For this Southerner, getting to see snow is always a treat. I love waking up and looking out my window to see gentle flurries being swept across my view. There is something absolutely magical about fresh-fallen snow. But once thing I’d always been told (and never truly believed) is that after a while, snow turns black. I figured “Yeah okay, maybe that’s true…but then more white snow falls and makes it all better. So I don’t know what the fuss is about.” Well, I’m here to tell you that unfortunately, probably the most disappointing part about living in a place where it snows is the fact that snow is not always white and sparkly.

The big problem is that especially in a big city where people walk places, the snow that falls on the sidewalks gets stepped on. All of the dirt that clings to our shoes gets dragged through the snow, and the heat given off by people (and by the friction of walking) sort of melts the snow into a mush. So you end up with this gross brown slush stuff that you still have to walk through. And to top it off, snow is wet. I mean, I knew that snow is frozen rain drops, but it doesn’t really feel that wet to the touch so it didn’t matter to me. But when the cute little white snowflakes get stuck to your coat and caught in your hair and in your boots, and then you walk inside and they all melt, you’re left looking like you just walked through the rain. Which you did. So seeing umbrellas up while it’s snowing is actually quite common, and even I too have stopped trying to catch snowflakes and thinking how cute it is to have little snowflakes all over my coat. It’s not cute anymore.

But it does make me think. Today is Ash Wednesday, a day when many Christians mark their foreheads with a smear of black ashes which are supposed to be symbolic of our humanness, sin, and death, but also of hope, repentance, and rebirth. All my life I’ve been in a Catholic school, living on the edge of the Bible belt, and I can probably count on one hand the number of times anyone has ever said, “You know, you’ve got something on your forehead…” It’s not uncommon to see people with ashes back home, and even if someone isn’t receiving ashes they generally still know what it means. But here, today, for the first time I felt a bit anxious about receiving ashes. I’m living in what Father Tim referred to as a “Godless society” and I honestly had no idea how others might react. What do I say? How do I express my faith in a loving way without seeming self righteous about this symbol on my forehead? If we’re talking about an everyday encounter—with the person next to me on a bus, or in the line for dinner—then I would probably only have 30 seconds or less to give an explanation. Because in all honesty, they probably don’t care.

Yesterday when I was making/serving pancakes, I had a very interesting encounter with one man. He didn’t come looking for pancakes. He came looking for answers. “What are you celebrating?” he asked. “What does it mean?” He came from an atheist family, and the only religious people he knew were his neighbors who are Muslim. He told us that he knew about the fast of Ramadan, but he didn’t know Christians had the same thing. So we all sort of explained what Lent is and what it means, both historically and in the present times. We gave examples of things we had given up and why. I told him that it doesn’t have to be a physical fast where you abstain from food, but rather it is a spiritual fast where you offer up something of yourself, something in your life that needs to be improved. It’s a sacrifice. It doesn’t even have to be “giving something up,” but it could be a sacrifice to take something on like volunteering.
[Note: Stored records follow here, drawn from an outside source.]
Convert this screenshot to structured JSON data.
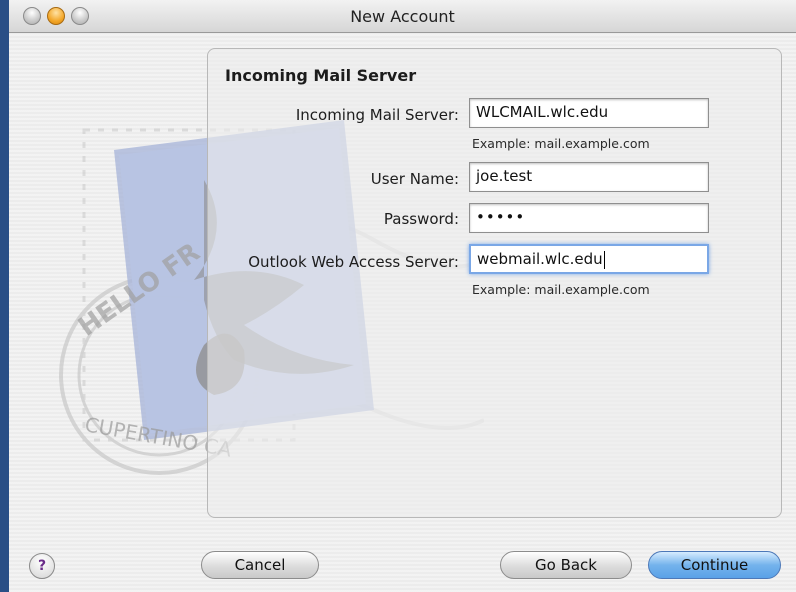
{
  "window": {
    "title": "New Account"
  },
  "section": {
    "title": "Incoming Mail Server"
  },
  "fields": {
    "incoming_server": {
      "label": "Incoming Mail Server:",
      "value": "WLCMAIL.wlc.edu",
      "hint": "Example: mail.example.com"
    },
    "user_name": {
      "label": "User Name:",
      "value": "joe.test"
    },
    "password": {
      "label": "Password:",
      "value": "•••••"
    },
    "owa_server": {
      "label": "Outlook Web Access Server:",
      "value": "webmail.wlc.edu",
      "hint": "Example: mail.example.com"
    }
  },
  "stamp": {
    "top_text": "HELLO FR",
    "bottom_text": "CUPERTINO CA"
  },
  "buttons": {
    "help": "?",
    "cancel": "Cancel",
    "go_back": "Go Back",
    "continue": "Continue"
  },
  "colors": {
    "accent": "#5aa1e7",
    "desktop": "#2a4f86"
  }
}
What touched me most was his reaction. He asked if he could participate and give something up as well. It was such a beautifully simple response, and with so many of us putting our two cents in I don’t even know if he completely understood what we were saying. Yet you could tell he was searching for something. Anything. Something to hold onto. He wanted something more in life. He wanted to understand the sacrifice.

That’s what Lent is about. It’s about desiring that “something more.” It’s about giving up something earthly or doing something for others that will help you re-center your life on Christ. Lent is that moment where you look at the black snow on your sidewalk and realize that you don’t want to drag life’s dirt through the snow. You remember the beautiful white snow you once saw, and you know that what you’re looking at really isn’t good anymore. It’s full of dirt. The only thing you can do is clear it all away; let the rains come and wash it out into the streets where it can be swept away through the storm drains. Only then will you be ready for a new snowfall to make the world beautiful again. Because I haven’t got a problem with snow—there are few people who will deny that it’s beautiful—it’s the dirty snow that I can’t stand. It’s the black snow, not the white stuff, which ruins the experience.

So let God be your rain this Lent. Because here in Manchester, whenever it snows rain is never far behind.